Restricted Evidence-Based Project Report
Doctor of Nursing Practice (DNP)
Carole A. Pepa
Upper respiratory infections, including influenza-like-illnesses, are a significant cause of morbidity on college campuses. Students who live in group environments such as residence halls are at greater risk of infection. The purpose of this evidence-based practice project was to evaluate whether or not an education program on influenza and the influenza vaccine would impact the number of students actually receiving a vaccine. Residents of a private, Midwestern university were recruited from four residence halls and invited to participate in an educational session on influenza. Residents in the remaining halls received written information and had access to information on the Health Center web site. A pre-test and post-test were utilized to validate comprehension. Acceptance was measured by whether or not students who attend an education session followed through with obtaining a flu vaccine. Students participating in the on-campus vaccination clinics were asked to complete a brief questionnaire identifying factors that most influenced their decision to obtain a vaccination. Students who received the education and did not obtain an influenza vaccination at a campus-sponsored clinic were contacted individually to determine if an influenza vaccination was obtained from another source. To determine if the program was successful data were analyzed with frequencies and chi-square analyses using SPSS version 14.0. Implications are discussed.

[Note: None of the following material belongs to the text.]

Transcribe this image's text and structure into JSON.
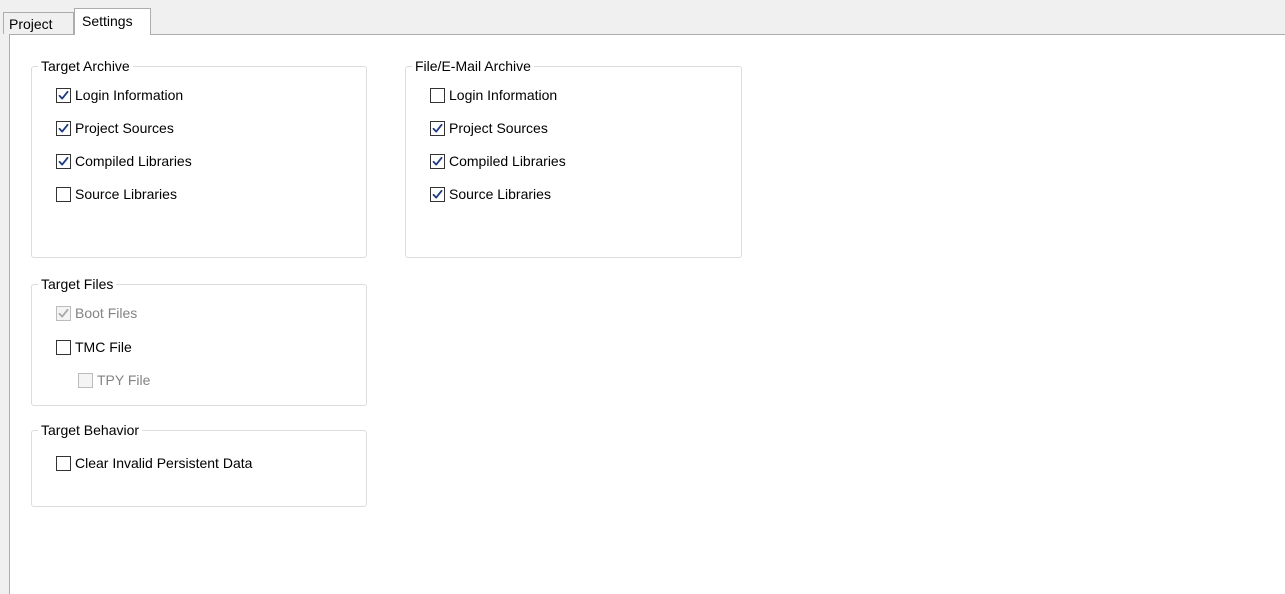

Baldwin-Dufour, Toni S., "Impact of a Structured Pre-campaign Influenza Education Program on Residential College Students' Influenza Vaccine Acceptance" (2010). Evidence-Based Practice Project Reports. 34.